▸ **Work item**:
To complete the exercise, repeat every record exactly as it stands.

▸ **Data listing**:
= Beginning of Section =
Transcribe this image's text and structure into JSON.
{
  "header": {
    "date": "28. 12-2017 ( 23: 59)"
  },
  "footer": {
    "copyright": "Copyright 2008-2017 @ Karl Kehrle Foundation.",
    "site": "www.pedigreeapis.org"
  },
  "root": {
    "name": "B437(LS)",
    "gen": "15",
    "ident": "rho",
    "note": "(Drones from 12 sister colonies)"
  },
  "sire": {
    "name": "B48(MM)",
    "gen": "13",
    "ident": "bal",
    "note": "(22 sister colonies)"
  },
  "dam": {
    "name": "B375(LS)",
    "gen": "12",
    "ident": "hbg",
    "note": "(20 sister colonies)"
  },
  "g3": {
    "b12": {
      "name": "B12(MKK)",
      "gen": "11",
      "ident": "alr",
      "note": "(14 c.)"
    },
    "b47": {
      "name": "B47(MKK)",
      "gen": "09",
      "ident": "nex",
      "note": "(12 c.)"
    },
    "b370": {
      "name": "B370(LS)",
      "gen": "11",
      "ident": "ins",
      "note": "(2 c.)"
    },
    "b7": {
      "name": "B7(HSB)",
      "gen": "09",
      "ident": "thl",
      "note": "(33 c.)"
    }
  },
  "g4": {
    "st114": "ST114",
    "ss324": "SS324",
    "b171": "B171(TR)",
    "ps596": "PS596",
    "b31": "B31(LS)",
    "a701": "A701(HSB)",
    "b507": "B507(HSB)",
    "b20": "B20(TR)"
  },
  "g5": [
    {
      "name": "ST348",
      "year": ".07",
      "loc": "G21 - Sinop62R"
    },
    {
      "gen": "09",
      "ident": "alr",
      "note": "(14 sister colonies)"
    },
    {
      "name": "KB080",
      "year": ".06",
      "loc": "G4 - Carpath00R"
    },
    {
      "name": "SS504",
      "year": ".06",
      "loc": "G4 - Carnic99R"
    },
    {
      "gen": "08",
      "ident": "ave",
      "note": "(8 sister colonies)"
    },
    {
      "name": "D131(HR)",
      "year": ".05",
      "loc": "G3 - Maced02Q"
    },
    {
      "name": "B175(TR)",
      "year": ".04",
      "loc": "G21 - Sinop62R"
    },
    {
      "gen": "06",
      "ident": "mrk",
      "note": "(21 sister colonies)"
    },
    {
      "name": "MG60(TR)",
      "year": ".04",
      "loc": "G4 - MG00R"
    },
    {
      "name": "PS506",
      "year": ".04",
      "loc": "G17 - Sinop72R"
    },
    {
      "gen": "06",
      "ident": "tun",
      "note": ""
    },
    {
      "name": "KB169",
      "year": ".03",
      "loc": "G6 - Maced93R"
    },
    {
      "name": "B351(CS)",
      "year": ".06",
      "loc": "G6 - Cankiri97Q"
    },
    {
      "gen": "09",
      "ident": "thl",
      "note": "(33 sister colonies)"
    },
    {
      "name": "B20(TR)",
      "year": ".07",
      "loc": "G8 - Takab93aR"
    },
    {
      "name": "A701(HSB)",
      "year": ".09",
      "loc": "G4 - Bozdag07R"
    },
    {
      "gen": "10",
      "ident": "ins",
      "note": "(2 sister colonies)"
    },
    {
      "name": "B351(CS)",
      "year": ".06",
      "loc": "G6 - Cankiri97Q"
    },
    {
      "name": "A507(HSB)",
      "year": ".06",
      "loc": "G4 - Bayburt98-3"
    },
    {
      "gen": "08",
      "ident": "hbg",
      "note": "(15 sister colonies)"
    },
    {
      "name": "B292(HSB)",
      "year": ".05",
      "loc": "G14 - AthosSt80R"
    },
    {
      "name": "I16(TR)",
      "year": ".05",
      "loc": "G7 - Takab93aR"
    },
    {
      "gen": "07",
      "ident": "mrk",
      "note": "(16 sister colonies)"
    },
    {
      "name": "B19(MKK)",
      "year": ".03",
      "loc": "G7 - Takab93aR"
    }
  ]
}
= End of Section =
▸ **Expected output**:
Transcribe this image's text and structure into JSON.
{
  "header": {
    "date": "28. 12-2017 ( 23: 59)"
  },
  "footer": {
    "copyright": "Copyright 2008-2017 @ Karl Kehrle Foundation.",
    "site": "www.pedigreeapis.org"
  },
  "root": {
    "name": "B437(LS)",
    "gen": "15",
    "ident": "rho",
    "note": "(Drones from 12 sister colonies)"
  },
  "sire": {
    "name": "B48(MM)",
    "gen": "13",
    "ident": "bal",
    "note": "(22 sister colonies)"
  },
  "dam": {
    "name": "B375(LS)",
    "gen": "12",
    "ident": "hbg",
    "note": "(20 sister colonies)"
  },
  "g3": {
    "b12": {
      "name": "B12(MKK)",
      "gen": "11",
      "ident": "alr",
      "note": "(14 c.)"
    },
    "b47": {
      "name": "B47(MKK)",
      "gen": "09",
      "ident": "nex",
      "note": "(12 c.)"
    },
    "b370": {
      "name": "B370(LS)",
      "gen": "11",
      "ident": "ins",
      "note": "(2 c.)"
    },
    "b7": {
      "name": "B7(HSB)",
      "gen": "09",
      "ident": "thl",
      "note": "(33 c.)"
    }
  },
  "g4": {
    "st114": "ST114",
    "ss324": "SS324",
    "b171": "B171(TR)",
    "ps596": "PS596",
    "b31": "B31(LS)",
    "a701": "A701(HSB)",
    "b507": "B507(HSB)",
    "b20": "B20(TR)"
  },
  "g5": [
    {
      "name": "ST348",
      "year": ".07",
      "loc": "G21 - Sinop62R"
    },
    {
      "gen": "09",
      "ident": "alr",
      "note": "(14 sister colonies)"
    },
    {
      "name": "KB080",
      "year": ".06",
      "loc": "G4 - Carpath00R"
    },
    {
      "name": "SS504",
      "year": ".06",
      "loc": "G4 - Carnic99R"
    },
    {
      "gen": "08",
      "ident": "ave",
      "note": "(8 sister colonies)"
    },
    {
      "name": "D131(HR)",
      "year": ".05",
      "loc": "G3 - Maced02Q"
    },
    {
      "name": "B175(TR)",
      "year": ".04",
      "loc": "G21 - Sinop62R"
    },
    {
      "gen": "06",
      "ident": "mrk",
      "note": "(21 sister colonies)"
    },
    {
      "name": "MG60(TR)",
      "year": ".04",
      "loc": "G4 - MG00R"
    },
    {
      "name": "PS506",
      "year": ".04",
      "loc": "G17 - Sinop72R"
    },
    {
      "gen": "06",
      "ident": "tun",
      "note": ""
    },
    {
      "name": "KB169",
      "year": ".03",
      "loc": "G6 - Maced93R"
    },
    {
      "name": "B351(CS)",
      "year": ".06",
      "loc": "G6 - Cankiri97Q"
    },
    {
      "gen": "09",
      "ident": "thl",
      "note": "(33 sister colonies)"
    },
    {
      "name": "B20(TR)",
      "year": ".07",
      "loc": "G8 - Takab93aR"
    },
    {
      "name": "A701(HSB)",
      "year": ".09",
      "loc": "G4 - Bozdag07R"
    },
    {
      "gen": "10",
      "ident": "ins",
      "note": "(2 sister colonies)"
    },
    {
      "name": "B351(CS)",
      "year": ".06",
      "loc": "G6 - Cankiri97Q"
    },
    {
      "name": "A507(HSB)",
      "year": ".06",
      "loc": "G4 - Bayburt98-3"
    },
    {
      "gen": "08",
      "ident": "hbg",
      "note": "(15 sister colonies)"
    },
    {
      "name": "B292(HSB)",
      "year": ".05",
      "loc": "G14 - AthosSt80R"
    },
    {
      "name": "I16(TR)",
      "year": ".05",
      "loc": "G7 - Takab93aR"
    },
    {
      "gen": "07",
      "ident": "mrk",
      "note": "(16 sister colonies)"
    },
    {
      "name": "B19(MKK)",
      "year": ".03",
      "loc": "G7 - Takab93aR"
    }
  ]
}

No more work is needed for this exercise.